When we get through the awesomeness of March Madness, and past the novelty of the first three weeks of baseball, I'm already thinking about the first preseason game. I'm ready to see Peyton and company show up for two series, and cash it in. I'm ready to watch four quarters of mind-bendingly bad preseason football, because that's better than watching the 90th Yankees-Red Sox game. After all, by then, the Reds won't be near first place anyway.

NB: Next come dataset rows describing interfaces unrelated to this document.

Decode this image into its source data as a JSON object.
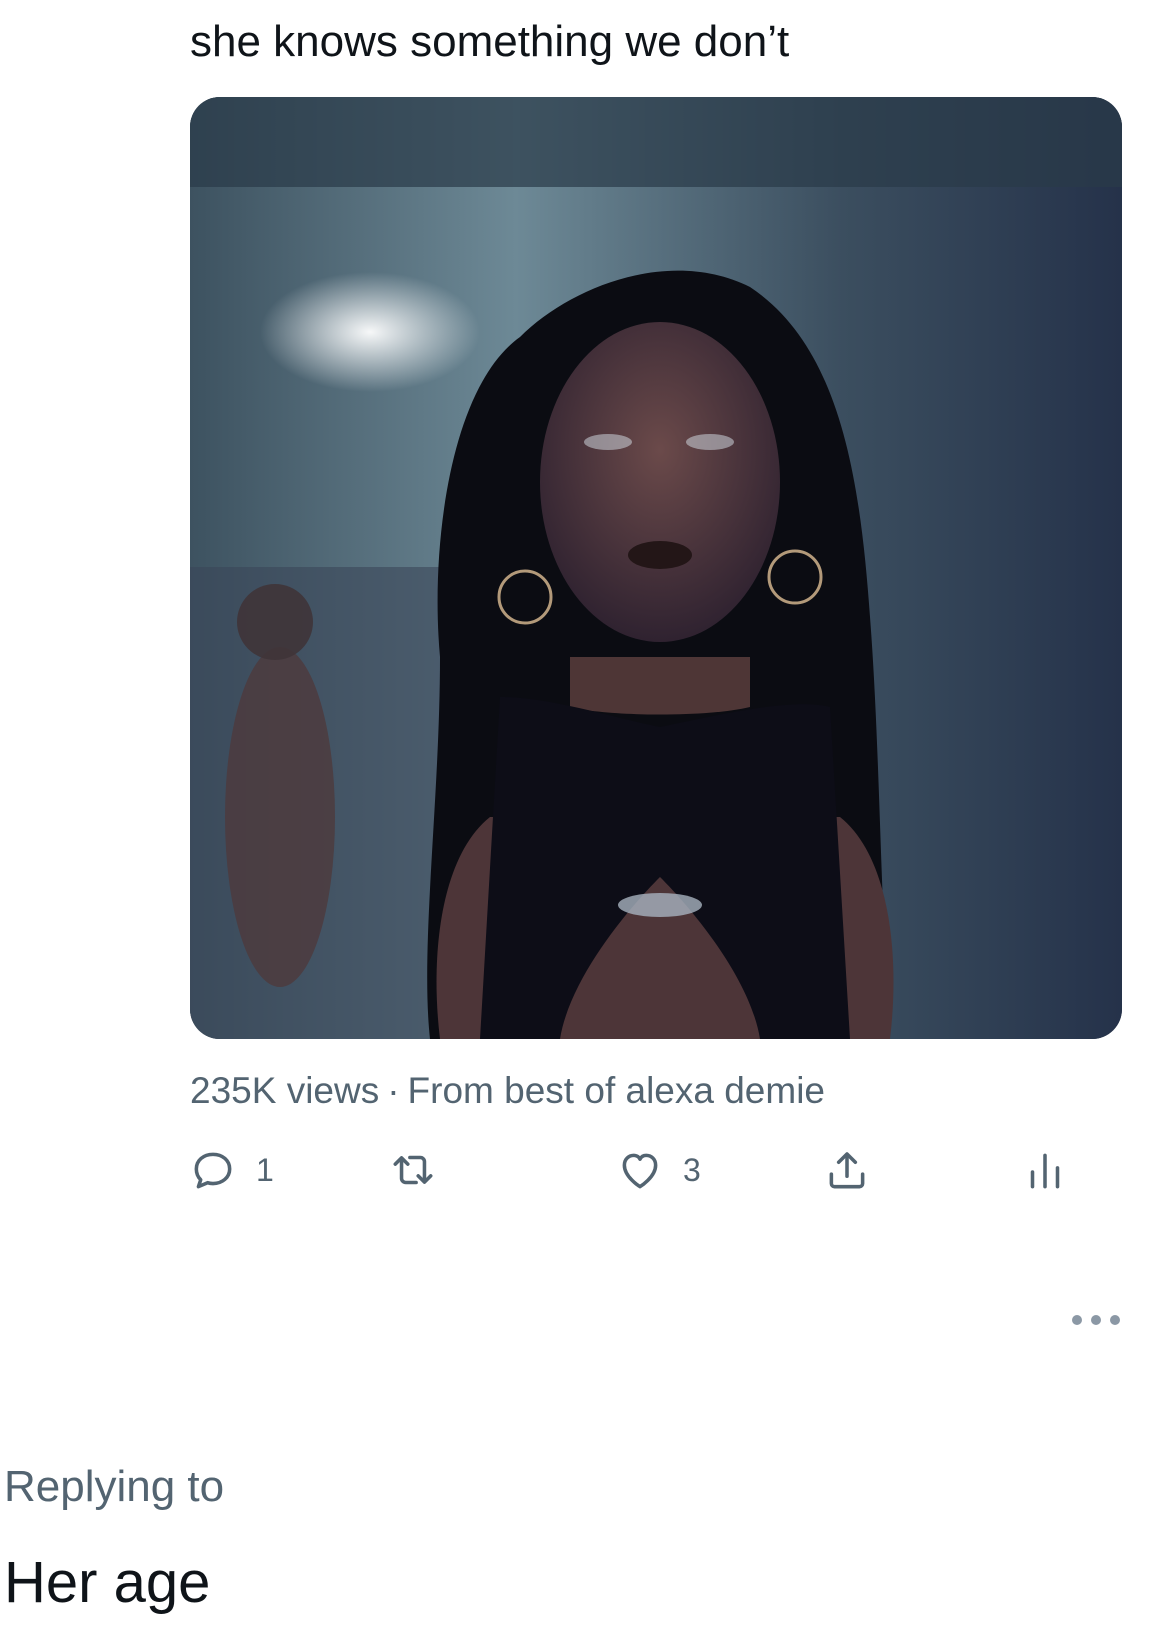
{
  "tweet": {
    "text": "she knows something we don’t",
    "media": {
      "kind": "video-still",
      "description_icon": "video-thumbnail"
    },
    "meta": {
      "views": "235K views",
      "separator": "·",
      "source": "From best of alexa demie"
    },
    "actions": {
      "reply": {
        "icon": "reply-icon",
        "count": "1"
      },
      "retweet": {
        "icon": "retweet-icon",
        "count": ""
      },
      "like": {
        "icon": "heart-icon",
        "count": "3"
      },
      "share": {
        "icon": "share-icon"
      },
      "analytics": {
        "icon": "analytics-icon"
      }
    }
  },
  "reply": {
    "replying_to_label": "Replying to",
    "text": "Her age"
  },
  "colors": {
    "text_primary": "#0f1419",
    "text_secondary": "#536471",
    "background": "#ffffff"
  }
}
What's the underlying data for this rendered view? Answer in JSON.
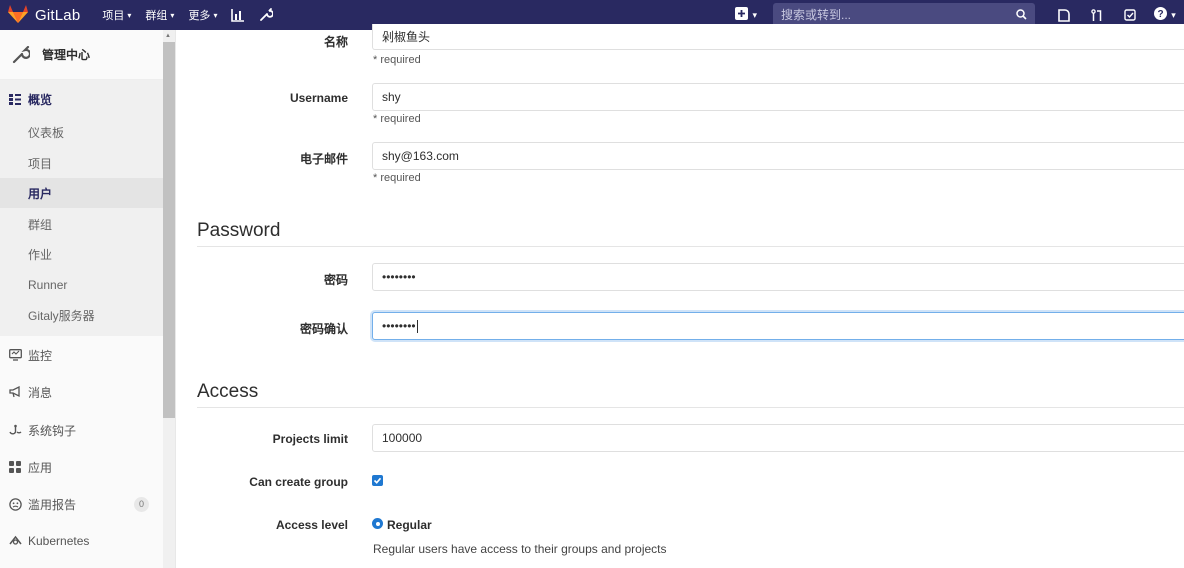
{
  "navbar": {
    "brand": "GitLab",
    "menu": [
      {
        "label": "项目",
        "caret": "⌄"
      },
      {
        "label": "群组",
        "caret": "⌄"
      },
      {
        "label": "更多",
        "caret": "⌄"
      }
    ],
    "search_placeholder": "搜索或转到...",
    "color": "#292961"
  },
  "sidebar": {
    "title": "管理中心",
    "overview": {
      "label": "概览"
    },
    "sub_items": [
      {
        "label": "仪表板"
      },
      {
        "label": "项目"
      },
      {
        "label": "用户"
      },
      {
        "label": "群组"
      },
      {
        "label": "作业"
      },
      {
        "label": "Runner"
      },
      {
        "label": "Gitaly服务器"
      }
    ],
    "items": [
      {
        "label": "监控",
        "icon": "monitor-icon"
      },
      {
        "label": "消息",
        "icon": "bullhorn-icon"
      },
      {
        "label": "系统钩子",
        "icon": "hook-icon"
      },
      {
        "label": "应用",
        "icon": "apps-icon"
      },
      {
        "label": "滥用报告",
        "icon": "abuse-icon",
        "badge": "0"
      },
      {
        "label": "Kubernetes",
        "icon": "kubernetes-icon"
      }
    ]
  },
  "form": {
    "name": {
      "label": "名称",
      "value": "剁椒鱼头",
      "help": "* required"
    },
    "username": {
      "label": "Username",
      "value": "shy",
      "help": "* required"
    },
    "email": {
      "label": "电子邮件",
      "value": "shy@163.com",
      "help": "* required"
    },
    "password_section": "Password",
    "password": {
      "label": "密码",
      "value": "••••••••"
    },
    "password_confirm": {
      "label": "密码确认",
      "value": "••••••••"
    },
    "access_section": "Access",
    "projects_limit": {
      "label": "Projects limit",
      "value": "100000"
    },
    "can_create_group": {
      "label": "Can create group",
      "checked": true
    },
    "access_level": {
      "label": "Access level",
      "option": "Regular",
      "help": "Regular users have access to their groups and projects"
    }
  }
}
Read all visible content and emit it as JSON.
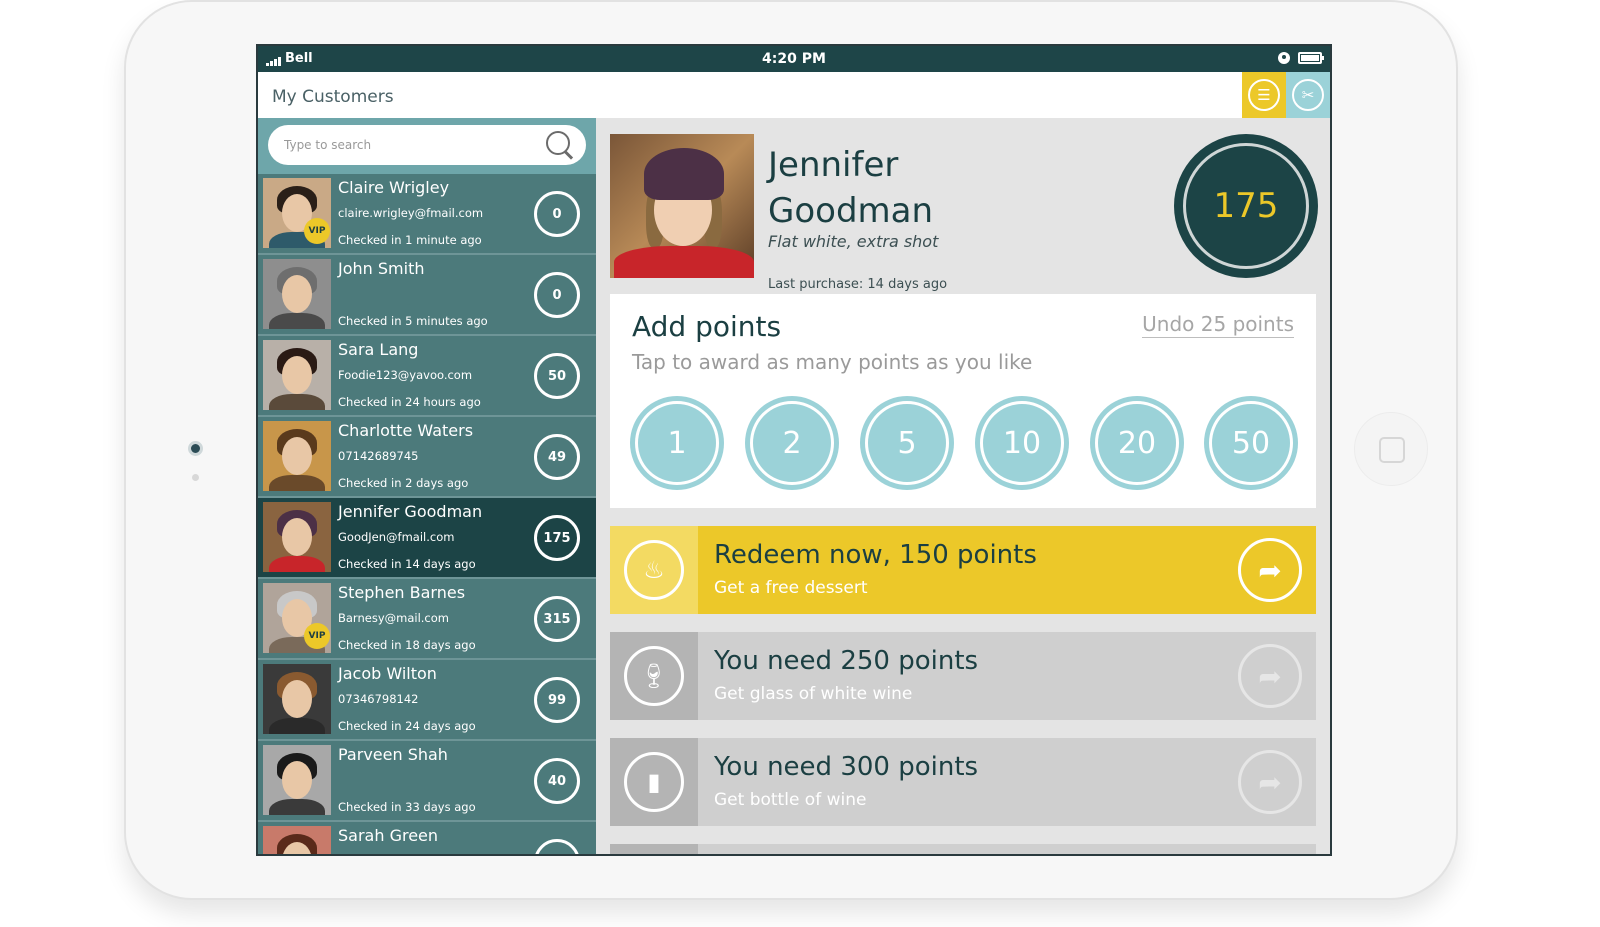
{
  "status_bar": {
    "carrier": "Bell",
    "time": "4:20 PM"
  },
  "header": {
    "title": "My Customers",
    "list_icon": "list-icon",
    "tools_icon": "scissors-icon"
  },
  "search": {
    "placeholder": "Type to search"
  },
  "customers": [
    {
      "name": "Claire Wrigley",
      "email": "claire.wrigley@fmail.com",
      "checked": "Checked in 1 minute ago",
      "points": "0",
      "vip": "VIP"
    },
    {
      "name": "John Smith",
      "email": "",
      "checked": "Checked in 5 minutes ago",
      "points": "0",
      "vip": ""
    },
    {
      "name": "Sara Lang",
      "email": "Foodie123@yavoo.com",
      "checked": "Checked in 24 hours ago",
      "points": "50",
      "vip": ""
    },
    {
      "name": "Charlotte Waters",
      "email": "07142689745",
      "checked": "Checked in 2 days ago",
      "points": "49",
      "vip": ""
    },
    {
      "name": "Jennifer Goodman",
      "email": "GoodJen@fmail.com",
      "checked": "Checked in 14 days ago",
      "points": "175",
      "vip": ""
    },
    {
      "name": "Stephen Barnes",
      "email": "Barnesy@mail.com",
      "checked": "Checked in 18 days ago",
      "points": "315",
      "vip": "VIP"
    },
    {
      "name": "Jacob Wilton",
      "email": "07346798142",
      "checked": "Checked in 24 days ago",
      "points": "99",
      "vip": ""
    },
    {
      "name": "Parveen Shah",
      "email": "",
      "checked": "Checked in 33 days ago",
      "points": "40",
      "vip": ""
    },
    {
      "name": "Sarah Green",
      "email": "",
      "checked": "",
      "points": "",
      "vip": ""
    }
  ],
  "selected": {
    "name_line1": "Jennifer",
    "name_line2": "Goodman",
    "preference": "Flat white, extra shot",
    "last_purchase": "Last purchase: 14 days ago",
    "points": "175"
  },
  "add_points": {
    "title": "Add points",
    "undo": "Undo 25 points",
    "subtitle": "Tap to award as many points as you like",
    "values": [
      "1",
      "2",
      "5",
      "10",
      "20",
      "50"
    ]
  },
  "rewards": [
    {
      "title": "Redeem now, 150 points",
      "subtitle": "Get a free dessert",
      "icon": "cupcake-icon",
      "state": "available"
    },
    {
      "title": "You need 250 points",
      "subtitle": "Get glass of white wine",
      "icon": "wine-glass-icon",
      "state": "locked"
    },
    {
      "title": "You need 300 points",
      "subtitle": "Get bottle of wine",
      "icon": "wine-bottle-icon",
      "state": "locked"
    }
  ],
  "colors": {
    "dark_teal": "#1c4446",
    "teal": "#4c7a7b",
    "light_teal": "#9bd2d8",
    "yellow": "#ecc829"
  }
}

It's hard for me to admit this, and I've been avoiding the admission for a very long time. I love baseball. I still do, and always will. I just love football more. Baseball was the game I played in high school, the one I was best at. My favorite team, the Reds, even won the World Series in 1990. That's the Chris Sabo/Billy Hatcher/Glen Braggs/Rob Dibble/Tom Browning team that swept the far superior (and, as we now know, "gamma ray-enriched") Oakland A's. I lived and breathed baseball every summer, and spent long hours playing with my brother and my father. I knew the ins and outs of every position, and would just as soon take batting practice than go to the mall.
I think Jim Harbaugh changed all this. With one magical season, he transformed me from a casual football fan (and predominantly a Bengals one at that) into a person completely consumed with the phrases "Go Horse" and "Let 'er Rip." It also probably helped that I played my single season of high school football during this period. The Colts made two straight playoff appearances before turning into the laughing stock of the league for two seasons with back-to-back 3-13 campaigns.
Some may wonder why I even followed Indy. After all, Harbaugh, the fan favorite, my favorite, was traded. Replacing him was a kid named Manning. The team fired Bill Tobin, the GM, and Lindy Infante, the head coach. In their places came men named Bill Polian and Jim Mora. With Harbaugh exiled to hated Baltimore, I wasn't sure if this Manning kid would be all he was cracked up to be.
Take a look at February 4, 2007, and try that statement on for size.
There have been ups and downs, triumphs and disappointments. But through it all, I remained a converted Colts fan. Baseball, once a year-round obsession, became a milder summer diversion. I suppose it's kind of sad. After all, there's nothing better than spending an afternoon at a baseball game. Well, except for devoting the day to a football game.
I guess things really do change.